======== Material for this task ========

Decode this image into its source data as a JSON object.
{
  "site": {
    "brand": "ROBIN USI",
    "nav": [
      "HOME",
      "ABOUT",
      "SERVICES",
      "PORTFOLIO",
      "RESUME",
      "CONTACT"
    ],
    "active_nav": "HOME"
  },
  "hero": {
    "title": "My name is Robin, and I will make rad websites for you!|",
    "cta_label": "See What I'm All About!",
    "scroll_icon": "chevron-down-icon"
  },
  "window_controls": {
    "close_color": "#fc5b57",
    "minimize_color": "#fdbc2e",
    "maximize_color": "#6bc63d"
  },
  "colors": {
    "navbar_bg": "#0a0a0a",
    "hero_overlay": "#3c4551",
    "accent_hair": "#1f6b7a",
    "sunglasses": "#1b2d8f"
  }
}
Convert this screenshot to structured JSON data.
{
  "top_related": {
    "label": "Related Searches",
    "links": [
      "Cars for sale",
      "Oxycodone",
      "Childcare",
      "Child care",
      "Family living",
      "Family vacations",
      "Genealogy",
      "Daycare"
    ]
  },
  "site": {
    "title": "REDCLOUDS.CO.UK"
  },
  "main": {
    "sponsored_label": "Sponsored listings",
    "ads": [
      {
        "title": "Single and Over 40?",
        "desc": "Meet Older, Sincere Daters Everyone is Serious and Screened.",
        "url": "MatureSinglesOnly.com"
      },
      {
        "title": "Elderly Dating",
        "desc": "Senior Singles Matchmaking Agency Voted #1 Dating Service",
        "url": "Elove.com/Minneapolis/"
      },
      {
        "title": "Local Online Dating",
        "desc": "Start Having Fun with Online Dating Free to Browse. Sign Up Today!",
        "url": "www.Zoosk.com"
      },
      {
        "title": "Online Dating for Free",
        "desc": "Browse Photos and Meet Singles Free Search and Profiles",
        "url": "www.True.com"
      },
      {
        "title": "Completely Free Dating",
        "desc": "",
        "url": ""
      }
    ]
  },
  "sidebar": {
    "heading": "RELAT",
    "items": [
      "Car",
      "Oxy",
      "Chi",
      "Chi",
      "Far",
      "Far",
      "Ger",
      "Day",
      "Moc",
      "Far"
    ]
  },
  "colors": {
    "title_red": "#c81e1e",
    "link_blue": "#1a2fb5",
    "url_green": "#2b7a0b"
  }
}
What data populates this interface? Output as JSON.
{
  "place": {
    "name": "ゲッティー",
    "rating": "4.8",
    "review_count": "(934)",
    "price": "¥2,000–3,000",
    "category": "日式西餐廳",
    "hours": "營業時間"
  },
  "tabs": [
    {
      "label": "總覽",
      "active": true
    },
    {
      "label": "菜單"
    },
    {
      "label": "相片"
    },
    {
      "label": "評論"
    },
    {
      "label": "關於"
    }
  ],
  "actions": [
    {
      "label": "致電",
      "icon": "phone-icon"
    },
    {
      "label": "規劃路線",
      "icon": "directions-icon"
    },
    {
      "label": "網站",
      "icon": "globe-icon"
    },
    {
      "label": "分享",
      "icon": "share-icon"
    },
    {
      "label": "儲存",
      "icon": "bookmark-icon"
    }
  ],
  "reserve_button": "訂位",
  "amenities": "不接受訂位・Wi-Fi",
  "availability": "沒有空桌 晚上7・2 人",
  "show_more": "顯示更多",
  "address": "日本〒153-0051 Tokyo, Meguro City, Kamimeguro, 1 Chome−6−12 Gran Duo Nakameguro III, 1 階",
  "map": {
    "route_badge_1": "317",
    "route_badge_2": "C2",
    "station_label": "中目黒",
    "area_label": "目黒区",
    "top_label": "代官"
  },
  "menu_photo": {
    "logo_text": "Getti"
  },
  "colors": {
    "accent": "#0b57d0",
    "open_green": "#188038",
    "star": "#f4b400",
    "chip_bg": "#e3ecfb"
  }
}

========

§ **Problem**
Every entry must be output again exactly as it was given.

§ **Solution**
Decode this image into its source data as a JSON object.
{
  "site": {
    "brand": "ROBIN USI",
    "nav": [
      "HOME",
      "ABOUT",
      "SERVICES",
      "PORTFOLIO",
      "RESUME",
      "CONTACT"
    ],
    "active_nav": "HOME"
  },
  "hero": {
    "title": "My name is Robin, and I will make rad websites for you!|",
    "cta_label": "See What I'm All About!",
    "scroll_icon": "chevron-down-icon"
  },
  "window_controls": {
    "close_color": "#fc5b57",
    "minimize_color": "#fdbc2e",
    "maximize_color": "#6bc63d"
  },
  "colors": {
    "navbar_bg": "#0a0a0a",
    "hero_overlay": "#3c4551",
    "accent_hair": "#1f6b7a",
    "sunglasses": "#1b2d8f"
  }
}
Convert this screenshot to structured JSON data.
{
  "top_related": {
    "label": "Related Searches",
    "links": [
      "Cars for sale",
      "Oxycodone",
      "Childcare",
      "Child care",
      "Family living",
      "Family vacations",
      "Genealogy",
      "Daycare"
    ]
  },
  "site": {
    "title": "REDCLOUDS.CO.UK"
  },
  "main": {
    "sponsored_label": "Sponsored listings",
    "ads": [
      {
        "title": "Single and Over 40?",
        "desc": "Meet Older, Sincere Daters Everyone is Serious and Screened.",
        "url": "MatureSinglesOnly.com"
      },
      {
        "title": "Elderly Dating",
        "desc": "Senior Singles Matchmaking Agency Voted #1 Dating Service",
        "url": "Elove.com/Minneapolis/"
      },
      {
        "title": "Local Online Dating",
        "desc": "Start Having Fun with Online Dating Free to Browse. Sign Up Today!",
        "url": "www.Zoosk.com"
      },
      {
        "title": "Online Dating for Free",
        "desc": "Browse Photos and Meet Singles Free Search and Profiles",
        "url": "www.True.com"
      },
      {
        "title": "Completely Free Dating",
        "desc": "",
        "url": ""
      }
    ]
  },
  "sidebar": {
    "heading": "RELAT",
    "items": [
      "Car",
      "Oxy",
      "Chi",
      "Chi",
      "Far",
      "Far",
      "Ger",
      "Day",
      "Moc",
      "Far"
    ]
  },
  "colors": {
    "title_red": "#c81e1e",
    "link_blue": "#1a2fb5",
    "url_green": "#2b7a0b"
  }
}
What data populates this interface? Output as JSON.
{
  "place": {
    "name": "ゲッティー",
    "rating": "4.8",
    "review_count": "(934)",
    "price": "¥2,000–3,000",
    "category": "日式西餐廳",
    "hours": "營業時間"
  },
  "tabs": [
    {
      "label": "總覽",
      "active": true
    },
    {
      "label": "菜單"
    },
    {
      "label": "相片"
    },
    {
      "label": "評論"
    },
    {
      "label": "關於"
    }
  ],
  "actions": [
    {
      "label": "致電",
      "icon": "phone-icon"
    },
    {
      "label": "規劃路線",
      "icon": "directions-icon"
    },
    {
      "label": "網站",
      "icon": "globe-icon"
    },
    {
      "label": "分享",
      "icon": "share-icon"
    },
    {
      "label": "儲存",
      "icon": "bookmark-icon"
    }
  ],
  "reserve_button": "訂位",
  "amenities": "不接受訂位・Wi-Fi",
  "availability": "沒有空桌 晚上7・2 人",
  "show_more": "顯示更多",
  "address": "日本〒153-0051 Tokyo, Meguro City, Kamimeguro, 1 Chome−6−12 Gran Duo Nakameguro III, 1 階",
  "map": {
    "route_badge_1": "317",
    "route_badge_2": "C2",
    "station_label": "中目黒",
    "area_label": "目黒区",
    "top_label": "代官"
  },
  "menu_photo": {
    "logo_text": "Getti"
  },
  "colors": {
    "accent": "#0b57d0",
    "open_green": "#188038",
    "star": "#f4b400",
    "chip_bg": "#e3ecfb"
  }
}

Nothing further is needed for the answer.